06/02/2014 - International donors are not doing enough to help fragile states increase their domestic revenue, according to a new OECD report that shows only a tiny fraction of development aid goes into programmes to improve tax collection.
Fragile States 2014: Domestic Revenue Mobilisation finds that just 0.07% of official development assistance (ODA) to fragile states is directed towards building accountable tax systems. Donors could also do more to channel aid into programmes that harness migrant remittances as another source of sustainable and home-grown development finance.
Smarter use of aid to support tax revenues and remittances would help countries to become gradually less aid-dependent. This is particularly relevant for fragile states -- those marked by conflict, instability and weak institutions – which struggle to attract foreign investment.
Donors pledged as far back as 2002 to make it a priority to help poor countries mobilise more domestic revenues. Yet fragile states still collect less than 14% of their gross domestic product in taxes on average, well below the 20% level considered necessary to meet poverty goals. Afghanistan, Ethiopia and Pakistan have tax collection rates below 10% of GDP.
“Donors are not fulfilling their promises to focus more on domestic revenues,” said Jon Lomøy, Director of the OECD’s Development Co-operation Directorate. “We are missing out on a vital opportunity to invest in smart aid.”
Accountable tax systems are crucial to state-building, but the amount of aid assigned to building them is near to negligible next to the 18% of ODA that goes towards economic infrastructure like transport, communications and energy systems, the 12% spent on health or the 7% spent on education. In Côte d’Ivoire, Ethiopia and South Sudan, just a few thousand dollars of aid money a year are spent on domestic revenue mobilisation.

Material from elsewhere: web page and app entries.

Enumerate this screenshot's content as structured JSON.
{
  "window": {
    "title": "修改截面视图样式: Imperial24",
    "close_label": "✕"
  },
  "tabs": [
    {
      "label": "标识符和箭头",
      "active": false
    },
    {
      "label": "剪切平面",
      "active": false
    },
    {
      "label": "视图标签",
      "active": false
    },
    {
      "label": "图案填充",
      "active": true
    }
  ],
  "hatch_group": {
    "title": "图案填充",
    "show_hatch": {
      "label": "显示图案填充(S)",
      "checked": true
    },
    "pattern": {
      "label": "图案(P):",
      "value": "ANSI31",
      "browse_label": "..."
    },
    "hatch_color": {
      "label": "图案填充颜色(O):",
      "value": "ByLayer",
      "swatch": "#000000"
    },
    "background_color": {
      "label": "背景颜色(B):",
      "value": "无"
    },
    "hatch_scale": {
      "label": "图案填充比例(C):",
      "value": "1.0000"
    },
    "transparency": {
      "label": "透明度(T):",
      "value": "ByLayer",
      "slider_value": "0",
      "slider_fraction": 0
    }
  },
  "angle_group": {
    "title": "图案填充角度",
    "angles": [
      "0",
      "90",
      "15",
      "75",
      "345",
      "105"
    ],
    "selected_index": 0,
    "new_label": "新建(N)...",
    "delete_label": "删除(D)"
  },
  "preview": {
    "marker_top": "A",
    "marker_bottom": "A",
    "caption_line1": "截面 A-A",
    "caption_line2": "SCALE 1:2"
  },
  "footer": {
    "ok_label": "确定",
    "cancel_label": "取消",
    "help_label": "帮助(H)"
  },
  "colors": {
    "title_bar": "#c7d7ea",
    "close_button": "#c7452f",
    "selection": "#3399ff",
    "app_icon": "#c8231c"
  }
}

Poverty experts are increasingly concerned about fragile states as they are home to a steadily rising share of the world’s poor and yet they are seeing aid levels taper off.
Over a third of those living on less than 1.25 USD per day are in the 51 countries the OECD views as fragile and the share is set to rise to a half by 2018. ODA to fragile states fell by 2.4% in 2011, by 0.3% in 2012 and is likely to shrink further. Remittances equate to double the level of aid going to fragile states. Foreign direct investment is only half of the size of aid.

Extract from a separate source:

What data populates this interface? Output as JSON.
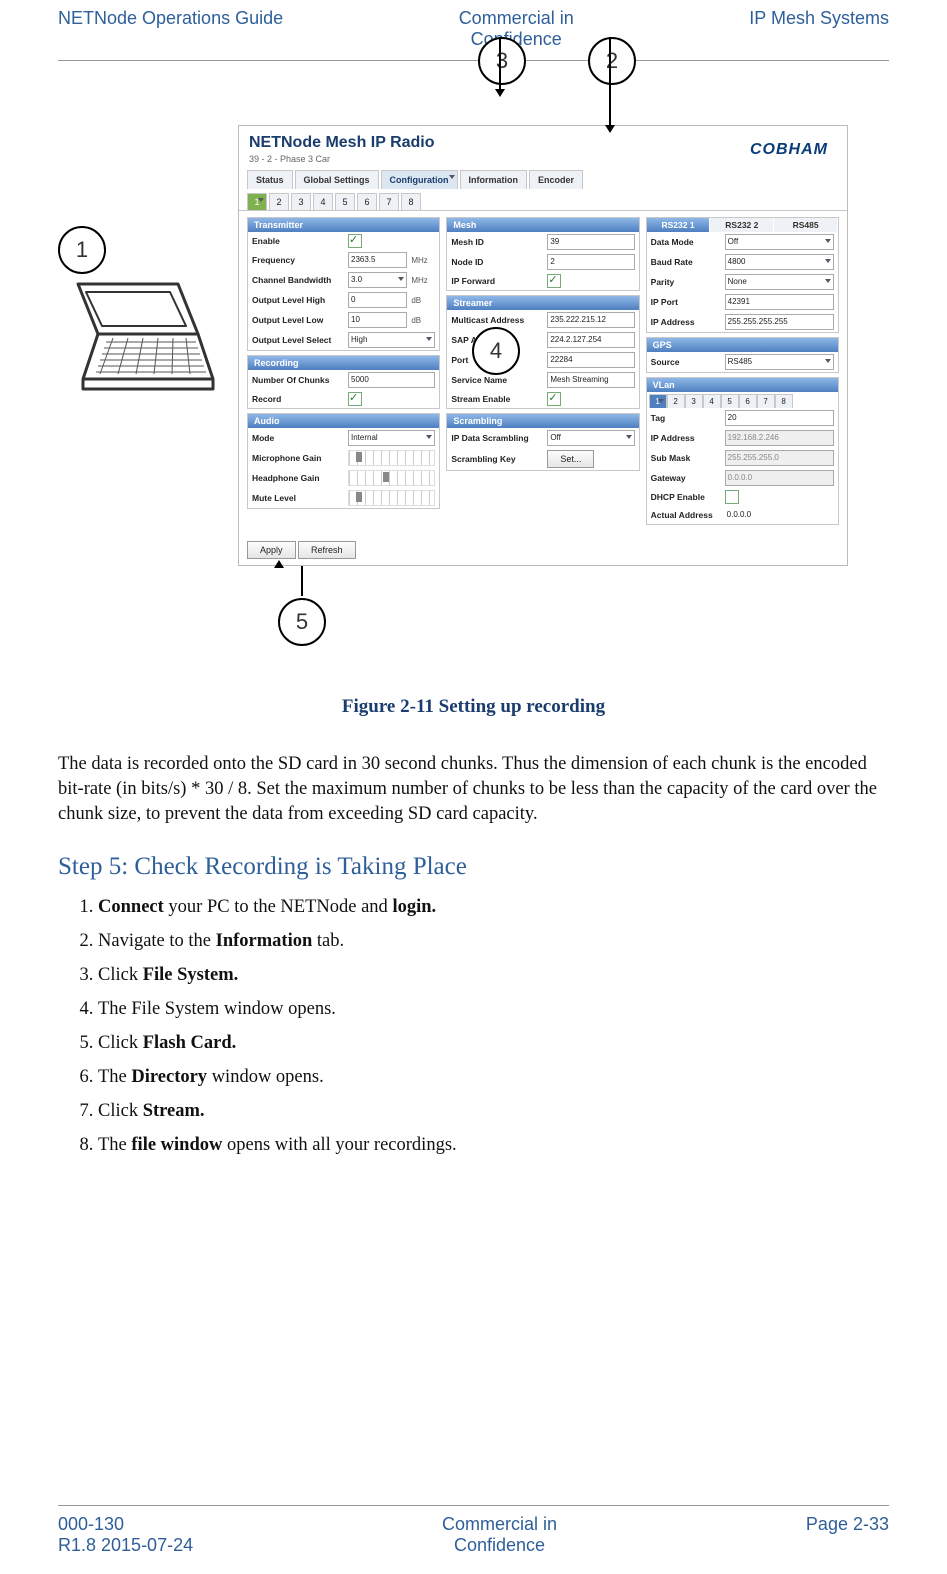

The 2014 Fragile States report recommends ways to direct more aid into projects that can expand tax collection while also helping to build accountability and create a social contract between states and citizens. A related OECD initiative, Tax Inspectors Without Borders, will be launched in 2014 to help poor countries combat tax evasion.

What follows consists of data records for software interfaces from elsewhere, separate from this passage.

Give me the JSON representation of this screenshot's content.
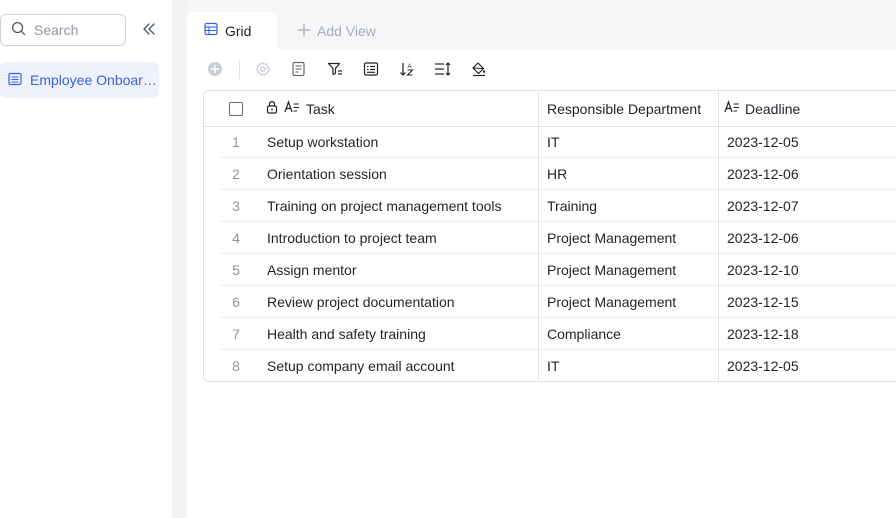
{
  "sidebar": {
    "search_placeholder": "Search",
    "collapse_icon": "double-chevron-left-icon",
    "table_item_label": "Employee Onboarding",
    "table_item_icon": "table-icon",
    "accent_color": "#3b63d9",
    "active_bg": "#eef2fd"
  },
  "tabs": {
    "active_label": "Grid",
    "add_view_label": "Add View"
  },
  "toolbar": {
    "icons": [
      "add-record-icon",
      "settings-icon",
      "field-icon",
      "filter-icon",
      "card-icon",
      "sort-icon",
      "row-height-icon",
      "paint-icon"
    ]
  },
  "grid": {
    "columns": {
      "task": "Task",
      "department": "Responsible Department",
      "deadline": "Deadline"
    },
    "rows": [
      {
        "num": "1",
        "task": "Setup workstation",
        "department": "IT",
        "deadline": "2023-12-05"
      },
      {
        "num": "2",
        "task": "Orientation session",
        "department": "HR",
        "deadline": "2023-12-06"
      },
      {
        "num": "3",
        "task": "Training on project management tools",
        "department": "Training",
        "deadline": "2023-12-07"
      },
      {
        "num": "4",
        "task": "Introduction to project team",
        "department": "Project Management",
        "deadline": "2023-12-06"
      },
      {
        "num": "5",
        "task": "Assign mentor",
        "department": "Project Management",
        "deadline": "2023-12-10"
      },
      {
        "num": "6",
        "task": "Review project documentation",
        "department": "Project Management",
        "deadline": "2023-12-15"
      },
      {
        "num": "7",
        "task": "Health and safety training",
        "department": "Compliance",
        "deadline": "2023-12-18"
      },
      {
        "num": "8",
        "task": "Setup company email account",
        "department": "IT",
        "deadline": "2023-12-05"
      }
    ]
  }
}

Average 2010/11 support for domestic revenue mobilisation in millions of USD
Click on the interactive map below to visualise the ODA by recipients/donors and sectors
The 51 countries on the OECD’s monitoring list of fragile states include the Central African Republic, Haiti, North Korea and South Sudan. Countries added to the list in 2014 include Egypt, Libya, Syria and Mali. Iran and Rwanda were among those removed.
For further information, journalists should contact Catherine Bremer in the OECD Media Division on:or +33 1 45 24 80 97.
For more information about OECD work on fragile states, please visit: http://www.oecd.org/dac/incaf